Gulf oil disaster - Interfaith leaders prayed for restoration and renewal of the Gulf of Mexico as they prepared Wednesday for a tour of the oil-soaked marshes, wetlands and rookeries of the Louisiana coast. Out at sea, crews are in the process of connecting the vessel Helix Producer to the ruptured oil well in the Gulf, said the man leading the federal response to the oil disaster. The hookup has been partially completed despite rough seas. The vessel should draw up to 53,000 barrels of oil a day when it becomes operational, newly retired Coast Guard Adm. Thad Allen said.
As the attempts continue at sea, a nearly 40-year-old board game is getting a lot of renewed attention because of eerie similarities between the scenarios of its play and the Gulf oil disaster. The game BP Offshore Oil Strike, which came out in the 1970s and is adorned with an old BP logo, revolves around four players exploring for oil, building platforms and constructing pipelines – all in the name of being the first to make $120 million.
Missing girl found alive - Authorities have found a missing 4-year-old Missouri girl and are searching for a mysterious dark-colored car with a loud muffler that may be connected to the abduction case, police said Wednesday. Alisa Maier, whose disappearance prompted an Amber Alert, was found in Fenton, Missouri, about 10:15 p.m. Tuesday (11:15 p.m. ET) at a car wash and taken to a hospital, the St. Louis County Police Department said.
Northeast heat wave - A scorching, record-breaking heat wave continues to roast much of the Northeast, with the National Weather Service keeping heat advisories in effect for the region until Wednesday evening. In addition, the service has issued an "excessive heat warning" until 8 p.m. Wednesday for Philadelphia, Pennsylvania; Trenton, New Jersey; and parts of Delaware. Officials are advising people to stay indoors as the prolonged heat and humidity create a "dangerous situation."
"Climategate" report - An independent report into leaked e-mails that appeared to question climate change data is due to be published Wednesday. The review began work in December after e-mails from the University of East Anglia's Climatic Research Unit were hacked into and published online. Skeptics claimed the e-mails showed scientists had been hiding and manipulating climate data.
The Climate Change E-mail Review has been examining whether there is any evidence of manipulation or suppression of data that is at odds with acceptable scientific practice, and may therefore call any research into question.
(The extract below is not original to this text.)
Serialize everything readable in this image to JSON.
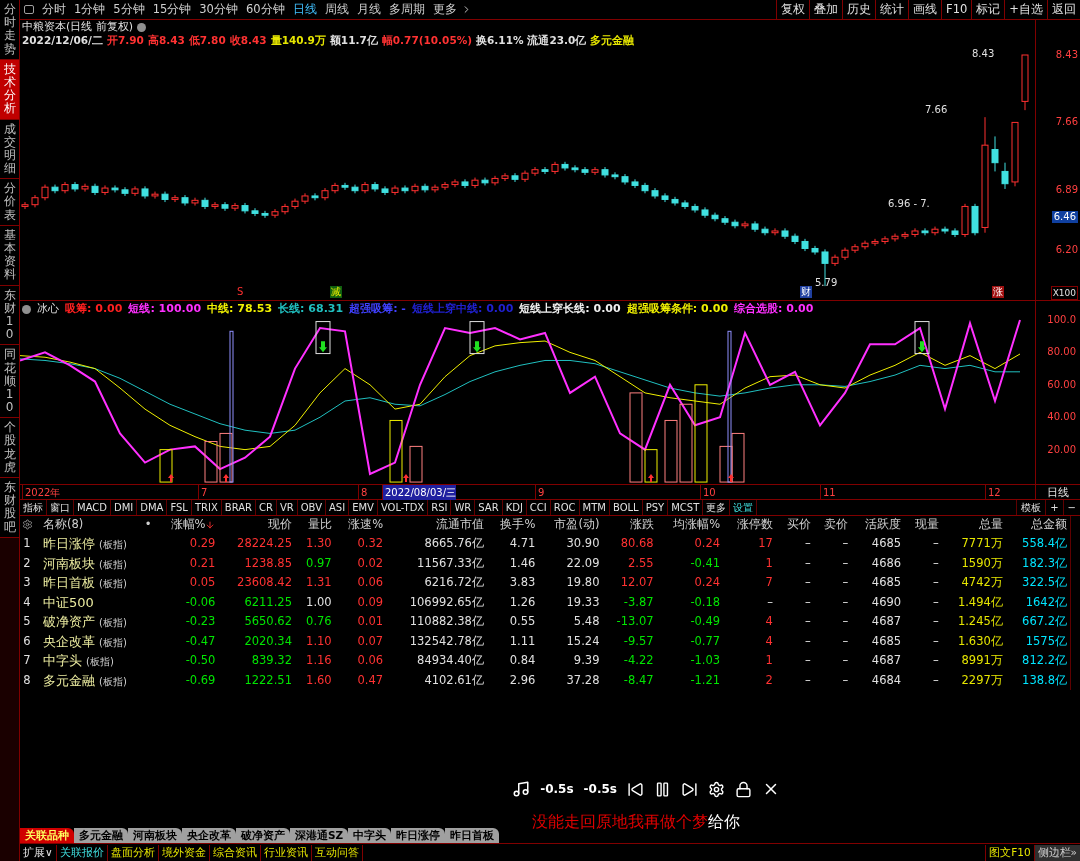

If you need a primer on "climategate," check out CNN.com's explainer.